*YOUR TASK*.
Give the number of lines that contain "from" in the listing, and write nothing else.

═══ RECORDS PROVIDED ═══

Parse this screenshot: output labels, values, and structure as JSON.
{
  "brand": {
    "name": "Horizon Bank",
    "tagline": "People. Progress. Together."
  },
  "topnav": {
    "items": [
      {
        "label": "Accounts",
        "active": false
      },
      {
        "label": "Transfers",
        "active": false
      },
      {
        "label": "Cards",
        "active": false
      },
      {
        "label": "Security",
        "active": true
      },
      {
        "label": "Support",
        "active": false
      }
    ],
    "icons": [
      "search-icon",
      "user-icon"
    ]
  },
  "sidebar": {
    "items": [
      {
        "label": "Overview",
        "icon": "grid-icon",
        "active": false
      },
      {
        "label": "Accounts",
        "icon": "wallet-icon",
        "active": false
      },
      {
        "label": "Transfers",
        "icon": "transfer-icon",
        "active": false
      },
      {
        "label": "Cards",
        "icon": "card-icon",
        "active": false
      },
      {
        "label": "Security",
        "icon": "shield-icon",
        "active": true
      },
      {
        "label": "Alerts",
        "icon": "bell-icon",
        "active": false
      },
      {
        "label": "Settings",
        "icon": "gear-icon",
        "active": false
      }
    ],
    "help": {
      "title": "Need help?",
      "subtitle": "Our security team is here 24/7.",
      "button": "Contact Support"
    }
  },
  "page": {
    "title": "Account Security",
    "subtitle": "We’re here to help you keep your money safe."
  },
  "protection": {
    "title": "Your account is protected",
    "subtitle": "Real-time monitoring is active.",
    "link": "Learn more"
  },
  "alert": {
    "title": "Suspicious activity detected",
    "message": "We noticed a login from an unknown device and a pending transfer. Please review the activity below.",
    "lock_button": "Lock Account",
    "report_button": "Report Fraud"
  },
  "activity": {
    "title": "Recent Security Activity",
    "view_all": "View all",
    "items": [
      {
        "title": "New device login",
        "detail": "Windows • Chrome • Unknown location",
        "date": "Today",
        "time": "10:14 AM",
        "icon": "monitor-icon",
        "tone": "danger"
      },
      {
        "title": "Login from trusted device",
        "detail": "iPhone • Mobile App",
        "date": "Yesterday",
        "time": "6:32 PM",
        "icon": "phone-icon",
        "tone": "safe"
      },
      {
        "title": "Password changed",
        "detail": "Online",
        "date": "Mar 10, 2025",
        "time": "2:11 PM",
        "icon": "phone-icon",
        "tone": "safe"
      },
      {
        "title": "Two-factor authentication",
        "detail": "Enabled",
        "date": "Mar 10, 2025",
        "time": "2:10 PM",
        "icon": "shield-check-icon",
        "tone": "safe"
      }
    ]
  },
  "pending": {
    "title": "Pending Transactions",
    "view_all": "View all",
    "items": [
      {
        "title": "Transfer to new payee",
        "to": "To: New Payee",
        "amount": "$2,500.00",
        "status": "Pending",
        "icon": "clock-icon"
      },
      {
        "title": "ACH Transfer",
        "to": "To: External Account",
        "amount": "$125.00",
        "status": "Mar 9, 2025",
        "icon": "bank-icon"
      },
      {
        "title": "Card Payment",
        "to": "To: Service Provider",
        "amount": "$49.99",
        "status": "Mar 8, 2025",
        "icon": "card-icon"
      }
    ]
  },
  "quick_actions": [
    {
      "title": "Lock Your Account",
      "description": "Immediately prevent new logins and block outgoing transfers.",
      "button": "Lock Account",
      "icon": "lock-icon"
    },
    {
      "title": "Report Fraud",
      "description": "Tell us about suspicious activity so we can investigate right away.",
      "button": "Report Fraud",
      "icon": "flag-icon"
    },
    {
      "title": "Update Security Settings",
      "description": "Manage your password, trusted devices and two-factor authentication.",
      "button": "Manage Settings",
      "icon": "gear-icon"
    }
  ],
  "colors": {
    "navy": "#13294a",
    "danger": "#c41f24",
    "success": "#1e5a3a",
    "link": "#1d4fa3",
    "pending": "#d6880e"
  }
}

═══

*RESPONSE FOR THIS EXERCISE*.
2